S.P.Y is Creating an Urban Garden for California’s Homeless Youth
Just a few blocks from Abbot Kinney you’ll find S.P.Y, otherwise known as Safe Place For Youth. Their website reads that their mission is to, “inspire, nurture, and empower the resilient human spirit of homeless youth by providing immediate and lasting solutions, one young person at a time.” They do this by opening their doors Tuesdays, Wednesdays, and Thursdays to provide a range of services including healthy meals, first aids kits, hygiene products, clothing, blankets, sleeping bags, HIV and Hepatitis C testing, mental health-care counseling, expecting and parenting courses, and once a week partnering with the LA Gay & Lesbian Center to focus on street outreach for the GLBTQ community.
At the beginning of March, the non-profit organization held a celebratory lunch, courtesy of Gjelina, to share their recently-completed urban garden with the community. Within seconds of my arrival, it was easy to see why coming to S.P.Y would make anyone feel at home. A whimsical mural of a spirit animal in different hues of blue, designed by Meghan DeRoma and painted by Deutsch LA, was first to catch my eye. Just next to to this a robust olive tree stood tall, basking in the sunlight. I followed the music…and the smell of pizza… as a sea of geometric shapes and inspirational designs led me to a flight of galvanized troughs. Grapefruit, blueberries, kale, parsley, kohlrabi— a root vegetable that’s crunchy like the heart of broccoli— and three additional olive trees. I soon learned that the funding for the garden was made possible by California State Supervisor Sheila Kuehl’s Food for the Soul initiative— a project in L.A. county aimed at ending chronic and veteran homelessness in the area. S.P.Y was one of 13 organizations within the district that received funding for this project. But there were several other key players, including garden designer Alex DelVecchio, that made what could have been a bleak lot feel organic, charming, and charged with character.
The olive trees were donated by Valley Crest and trucked in by Pierre Landscaping. Then there was Dean Miya, a volunteer from S.P.Y and Home Grown Gardens. Miya has been working with Alison Hurst, the founder of S.P.Y, for the last six years, and he helped the organization develop their proposal. Last, but certainly not least, Miya brought in Matthew Van Diepen, the founder of Home Grown Gardens, who filled the troughs with peat moss, placed a cloth fabric with small cutout holes over the buckets, secured the fabric to the side, created a thick layer of soil, and added PVC pipe to circulate water throughout the trough. “They require approximately 10- to 20- gallons of water every other week,” Van Diepen told me. “I found this technique for the trough in The Container Gardener’s Bible (a useful resource for those working in areas where soil is hard to come by). We are really happy with how they turned out, and we plan to add four to six more planters as soon as we can,” he continued.
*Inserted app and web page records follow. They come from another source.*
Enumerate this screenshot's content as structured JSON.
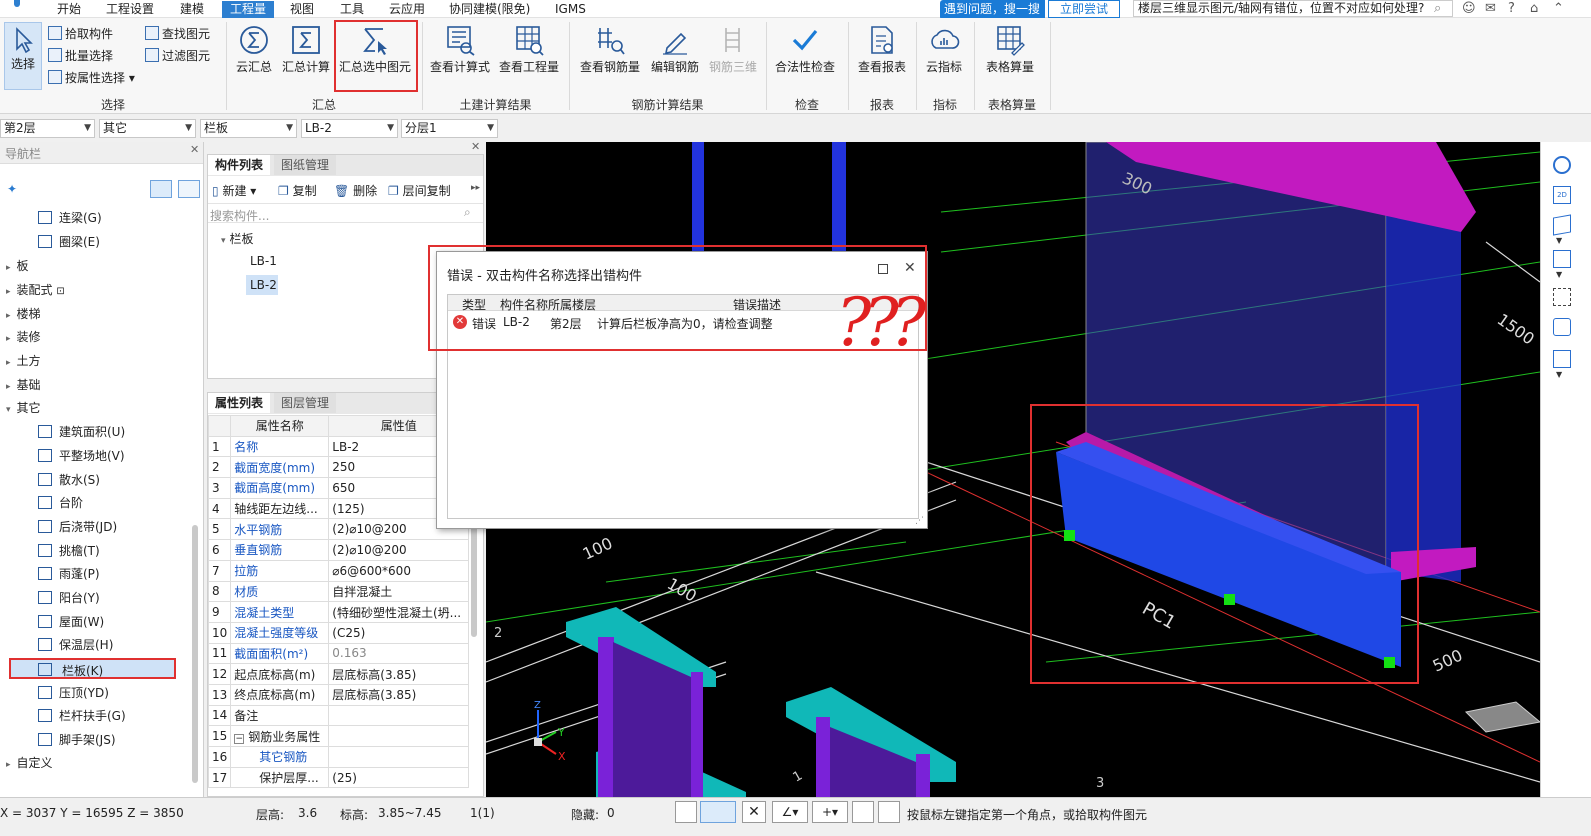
{
  "menu": {
    "items": [
      "开始",
      "工程设置",
      "建模",
      "工程量",
      "视图",
      "工具",
      "云应用",
      "协同建模(限免)",
      "IGMS"
    ],
    "active": "工程量",
    "promo": "遇到问题，搜一搜",
    "try_button": "立即尝试",
    "search_text": "楼层三维显示图元/轴网有错位，位置不对应如何处理?"
  },
  "ribbon": {
    "select_group": {
      "label": "选择",
      "select_button": "选择",
      "pick": "拾取构件",
      "batch": "批量选择",
      "by_attr": "按属性选择",
      "find": "查找图元",
      "filter": "过滤图元"
    },
    "summary_group": {
      "label": "汇总",
      "cloud_sum": "云汇总",
      "sum_calc": "汇总计算",
      "sum_selected": "汇总选中图元"
    },
    "civil_group": {
      "label": "土建计算结果",
      "view_formula": "查看计算式",
      "view_qty": "查看工程量"
    },
    "rebar_group": {
      "label": "钢筋计算结果",
      "view_rebar": "查看钢筋量",
      "edit_rebar": "编辑钢筋",
      "rebar_3d": "钢筋三维"
    },
    "check_group": {
      "label": "检查",
      "legality": "合法性检查"
    },
    "report_group": {
      "label": "报表",
      "view_report": "查看报表"
    },
    "index_group": {
      "label": "指标",
      "cloud_index": "云指标"
    },
    "table_group": {
      "label": "表格算量",
      "table_qty": "表格算量"
    }
  },
  "selectors": {
    "floor": "第2层",
    "category": "其它",
    "type": "栏板",
    "component": "LB-2",
    "layer": "分层1"
  },
  "nav": {
    "title": "导航栏",
    "items": [
      "连梁(G)",
      "圈梁(E)",
      "板",
      "装配式",
      "楼梯",
      "装修",
      "土方",
      "基础",
      "其它",
      "建筑面积(U)",
      "平整场地(V)",
      "散水(S)",
      "台阶",
      "后浇带(JD)",
      "挑檐(T)",
      "雨蓬(P)",
      "阳台(Y)",
      "屋面(W)",
      "保温层(H)",
      "栏板(K)",
      "压顶(YD)",
      "栏杆扶手(G)",
      "脚手架(JS)",
      "自定义"
    ]
  },
  "component_list": {
    "tab_active": "构件列表",
    "tab_other": "图纸管理",
    "new": "新建",
    "copy": "复制",
    "delete": "删除",
    "floor_copy": "层间复制",
    "search_placeholder": "搜索构件...",
    "tree_root": "栏板",
    "items": [
      "LB-1",
      "LB-2"
    ],
    "selected": "LB-2"
  },
  "property_list": {
    "tab_active": "属性列表",
    "tab_other": "图层管理",
    "col_name": "属性名称",
    "col_value": "属性值",
    "rows": [
      {
        "n": "1",
        "name": "名称",
        "value": "LB-2"
      },
      {
        "n": "2",
        "name": "截面宽度(mm)",
        "value": "250"
      },
      {
        "n": "3",
        "name": "截面高度(mm)",
        "value": "650"
      },
      {
        "n": "4",
        "name": "轴线距左边线...",
        "value": "(125)"
      },
      {
        "n": "5",
        "name": "水平钢筋",
        "value": "(2)⌀10@200"
      },
      {
        "n": "6",
        "name": "垂直钢筋",
        "value": "(2)⌀10@200"
      },
      {
        "n": "7",
        "name": "拉筋",
        "value": "⌀6@600*600"
      },
      {
        "n": "8",
        "name": "材质",
        "value": "自拌混凝土"
      },
      {
        "n": "9",
        "name": "混凝土类型",
        "value": "(特细砂塑性混凝土(坍..."
      },
      {
        "n": "10",
        "name": "混凝土强度等级",
        "value": "(C25)"
      },
      {
        "n": "11",
        "name": "截面面积(m²)",
        "value": "0.163"
      },
      {
        "n": "12",
        "name": "起点底标高(m)",
        "value": "层底标高(3.85)"
      },
      {
        "n": "13",
        "name": "终点底标高(m)",
        "value": "层底标高(3.85)"
      },
      {
        "n": "14",
        "name": "备注",
        "value": ""
      },
      {
        "n": "15",
        "name": "钢筋业务属性",
        "value": ""
      },
      {
        "n": "16",
        "name": "其它钢筋",
        "value": ""
      },
      {
        "n": "17",
        "name": "保护层厚...",
        "value": "(25)"
      }
    ]
  },
  "dialog": {
    "title": "错误 - 双击构件名称选择出错构件",
    "col_type": "类型",
    "col_name": "构件名称",
    "col_floor": "所属楼层",
    "col_desc": "错误描述",
    "row": {
      "type": "错误",
      "name": "LB-2",
      "floor": "第2层",
      "desc": "计算后栏板净高为0，请检查调整"
    },
    "annotation": "???"
  },
  "viewport_labels": {
    "pc1": "PC1",
    "dim_300": "300",
    "dim_1500": "1500",
    "dim_100a": "100",
    "dim_100b": "100",
    "dim_500": "500",
    "axis_1": "1",
    "axis_2": "2",
    "axis_3": "3",
    "axis_x": "X",
    "axis_y": "Y",
    "axis_z": "Z"
  },
  "status": {
    "coords": "X = 3037 Y = 16595 Z = 3850",
    "floor_height_label": "层高:",
    "floor_height": "3.6",
    "elev_label": "标高:",
    "elev": "3.85~7.45",
    "count": "1(1)",
    "hidden_label": "隐藏:",
    "hidden": "0",
    "hint": "按鼠标左键指定第一个角点，或拾取构件图元"
  },
  "colors": {
    "accent": "#2d7fd0",
    "highlight_red": "#e03030",
    "viewport_bg": "#000000"
  }
}
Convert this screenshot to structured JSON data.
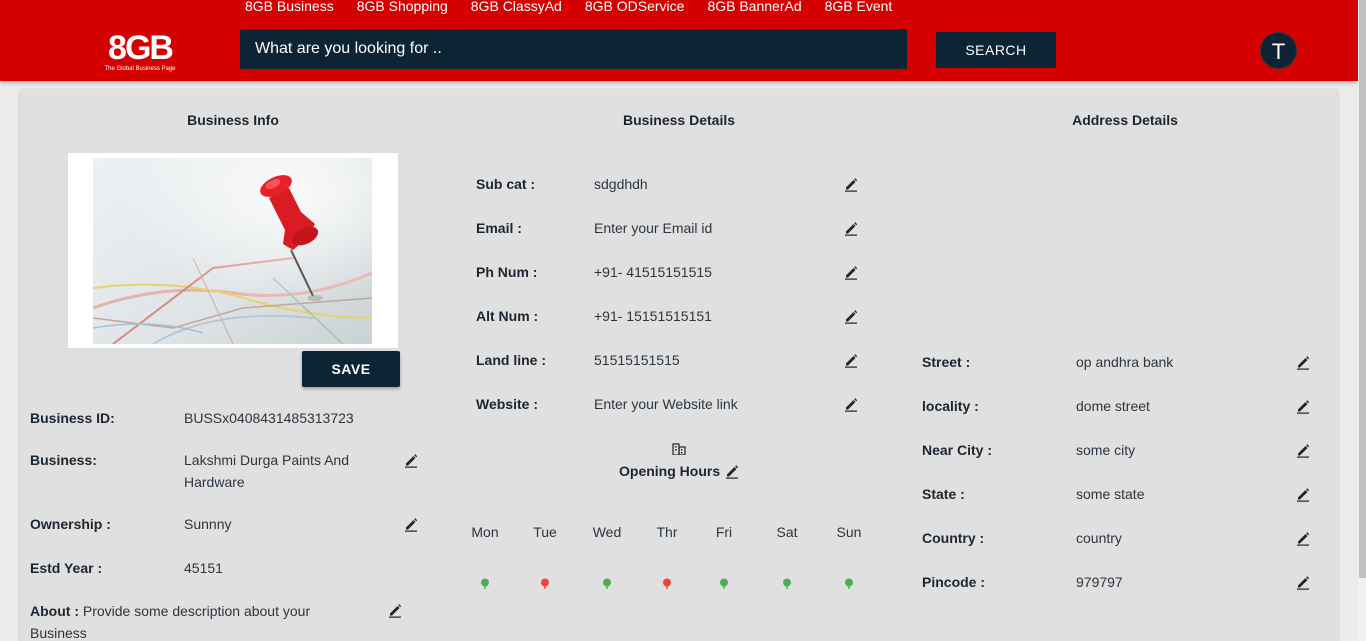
{
  "topnav": [
    "8GB Business",
    "8GB Shopping",
    "8GB ClassyAd",
    "8GB ODService",
    "8GB BannerAd",
    "8GB Event"
  ],
  "logo": {
    "main": "8GB",
    "tagline": "The Global Business Page"
  },
  "search": {
    "placeholder": "What are you looking for ..",
    "button": "SEARCH"
  },
  "user": {
    "initial": "T"
  },
  "business_info": {
    "title": "Business Info",
    "save_label": "SAVE",
    "fields": [
      {
        "label": "Business ID:",
        "value": "BUSSx0408431485313723"
      },
      {
        "label": "Business:",
        "value": "Lakshmi Durga Paints And Hardware"
      },
      {
        "label": "Ownership :",
        "value": "Sunnny"
      },
      {
        "label": "Estd Year :",
        "value": "45151"
      }
    ],
    "about_label": "About :",
    "about_value": "Provide some description about your Business"
  },
  "business_details": {
    "title": "Business Details",
    "fields": [
      {
        "label": "Sub cat :",
        "value": "sdgdhdh"
      },
      {
        "label": "Email :",
        "value": "Enter your Email id"
      },
      {
        "label": "Ph Num :",
        "value": "+91- 41515151515"
      },
      {
        "label": "Alt Num :",
        "value": "+91- 15151515151"
      },
      {
        "label": "Land line :",
        "value": "51515151515"
      },
      {
        "label": "Website :",
        "value": "Enter your Website link"
      }
    ],
    "opening_hours_title": "Opening Hours",
    "days": [
      {
        "name": "Mon",
        "open": true
      },
      {
        "name": "Tue",
        "open": false
      },
      {
        "name": "Wed",
        "open": true
      },
      {
        "name": "Thr",
        "open": false
      },
      {
        "name": "Fri",
        "open": true
      },
      {
        "name": "Sat",
        "open": true
      },
      {
        "name": "Sun",
        "open": true
      }
    ]
  },
  "address_details": {
    "title": "Address Details",
    "fields": [
      {
        "label": "Street :",
        "value": "op andhra bank"
      },
      {
        "label": "locality :",
        "value": "dome street"
      },
      {
        "label": "Near City :",
        "value": "some city"
      },
      {
        "label": "State :",
        "value": "some state"
      },
      {
        "label": "Country :",
        "value": "country"
      },
      {
        "label": "Pincode :",
        "value": "979797"
      }
    ]
  },
  "colors": {
    "header": "#d50000",
    "dark": "#0c2434",
    "open": "#4caf50",
    "closed": "#f44336"
  },
  "icons": {
    "edit": "edit-pencil-icon",
    "hours": "building-icon",
    "day_status": "map-pin-icon"
  }
}
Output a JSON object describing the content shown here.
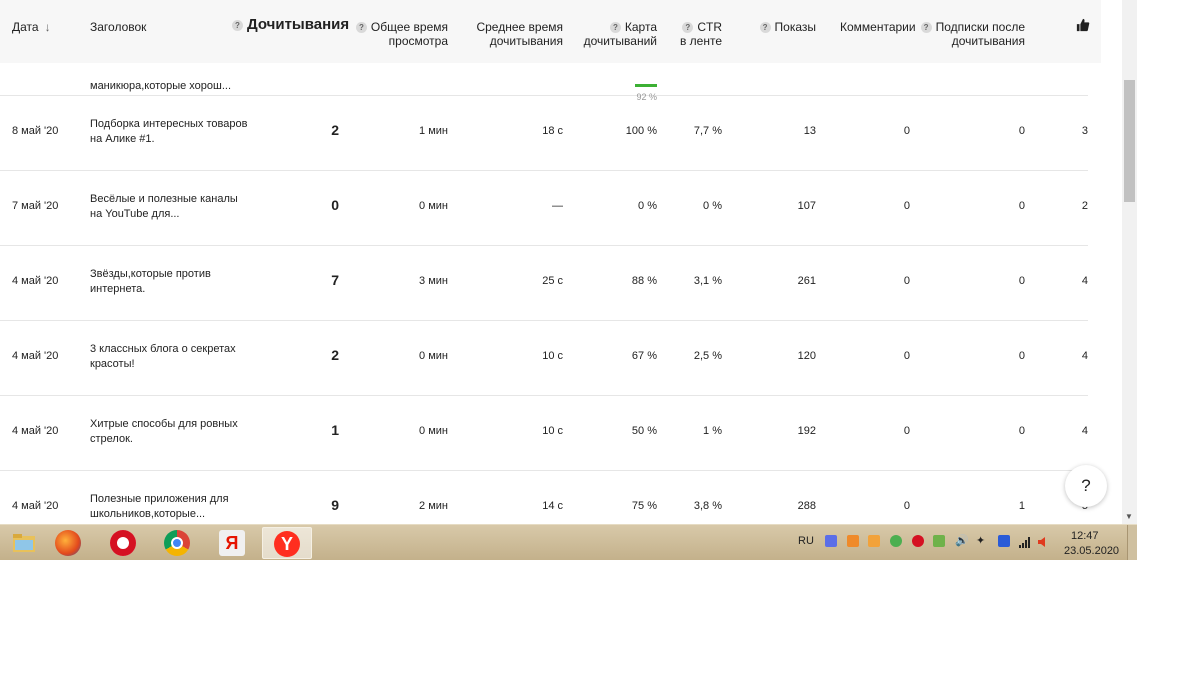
{
  "columns": {
    "date": "Дата",
    "title": "Заголовок",
    "reads": "Дочитывания",
    "total_time_1": "Общее время",
    "total_time_2": "просмотра",
    "avg_time_1": "Среднее время",
    "avg_time_2": "дочитывания",
    "map_1": "Карта",
    "map_2": "дочитываний",
    "ctr_1": "CTR",
    "ctr_2": "в ленте",
    "views": "Показы",
    "comments": "Комментарии",
    "subs_1": "Подписки после",
    "subs_2": "дочитывания",
    "help_mark": "?"
  },
  "partial_row": {
    "title": "маникюра,которые хорош...",
    "map_percent": "92 %",
    "map_fraction": 0.92
  },
  "rows": [
    {
      "date": "8 май '20",
      "title": "Подборка интересных товаров на Алике #1.",
      "reads": "2",
      "total_time": "1 мин",
      "avg_time": "18 с",
      "map": "100 %",
      "ctr": "7,7 %",
      "views": "13",
      "comments": "0",
      "subs": "0",
      "likes": "3"
    },
    {
      "date": "7 май '20",
      "title": "Весёлые и полезные каналы на YouTube для...",
      "reads": "0",
      "total_time": "0 мин",
      "avg_time": "—",
      "map": "0 %",
      "ctr": "0 %",
      "views": "107",
      "comments": "0",
      "subs": "0",
      "likes": "2"
    },
    {
      "date": "4 май '20",
      "title": "Звёзды,которые против интернета.",
      "reads": "7",
      "total_time": "3 мин",
      "avg_time": "25 с",
      "map": "88 %",
      "ctr": "3,1 %",
      "views": "261",
      "comments": "0",
      "subs": "0",
      "likes": "4"
    },
    {
      "date": "4 май '20",
      "title": "3 классных блога о секретах красоты!",
      "reads": "2",
      "total_time": "0 мин",
      "avg_time": "10 с",
      "map": "67 %",
      "ctr": "2,5 %",
      "views": "120",
      "comments": "0",
      "subs": "0",
      "likes": "4"
    },
    {
      "date": "4 май '20",
      "title": "Хитрые способы для ровных стрелок.",
      "reads": "1",
      "total_time": "0 мин",
      "avg_time": "10 с",
      "map": "50 %",
      "ctr": "1 %",
      "views": "192",
      "comments": "0",
      "subs": "0",
      "likes": "4"
    },
    {
      "date": "4 май '20",
      "title": "Полезные приложения для школьников,которые...",
      "reads": "9",
      "total_time": "2 мин",
      "avg_time": "14 с",
      "map": "75 %",
      "ctr": "3,8 %",
      "views": "288",
      "comments": "0",
      "subs": "1",
      "likes": "5"
    }
  ],
  "help_button": "?",
  "taskbar": {
    "apps": [
      "file-explorer-icon",
      "firefox-icon",
      "opera-icon",
      "chrome-icon",
      "yandex-search-icon",
      "yandex-browser-icon"
    ],
    "language": "RU",
    "time": "12:47",
    "date": "23.05.2020"
  },
  "colors": {
    "accent_green": "#3cb034",
    "header_bg": "#f7f7f7",
    "taskbar": "#c9b791"
  }
}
Van Diepen has since employees two of S.P.Y’s youth who showed both passion and initiative when completing phase one of the urban garden.
As I roamed throughout the space, I learned that Forever 21 and American Apparel are among the greatest donators when it comes to clothing the underprivileged. St. Mark’s Church, which is steps from the discrete entrance to S.P.Y, also holds a “Sunday Undy drive”. I learned about S.P.Y’s impressive 3D printing laboratory, which was donated by 3D systems, and serves as another vessel for creative souls to enact passion. Snapchat, as an organization, is also a generous and consistent donor to S.P.Y. (They are currently installing showers for the affected youth.) Additional activities offered include therapeutic drumming circles with UCLA Creative Arts, yoga, meditation, and more pragmatic activities like medical and dental checkups– courtesy of Venice Family Clinic.
“Before I started this work, I used to be a garden designer,” founder Alison Hurst told the crowd at the event. “This work is very close to my heart, and this garden has brought together so many amazing people in the community,” she continued. “Another reason that we are here today is because of these heart-shaped magnets on this olive tree. They represent three members of our youth that we lost in 2015. But we can always come and be close to the olive tree. They will forever be with us.”
To plant a garden is to form a community, which is something we really believe in here at Garden Collage. At S.P.Y, the garden will serve as another place for youth (disenfranchised and otherwise) to connect with each other and other members of the community. Hurst, of course, couldn’t be happier with the initiative that people have already taken, she says smiling: “I imagine the youth are going to take it in a direction that we never would have imagined.”
How WE ACT Advocates For Environmental Justice in New York City
A Home Gardener’s Guide To Safe, Bee-Friendly Pesticides
Events We Love: Farm-Table Dinners with Outstanding in the Field
How The Palm Tree Came To Southern California
Scientists Are Using Sunflowers To Clean Up Nuclear Radiation
Read The Entirety of Red’s “Garden Metaphor” From This Season’s Orange Is The New Black
The Coolest Garden Destinations From Game of Thrones
Events We Love: The Farm-To-Bar Cocktail Soirée Secret Summer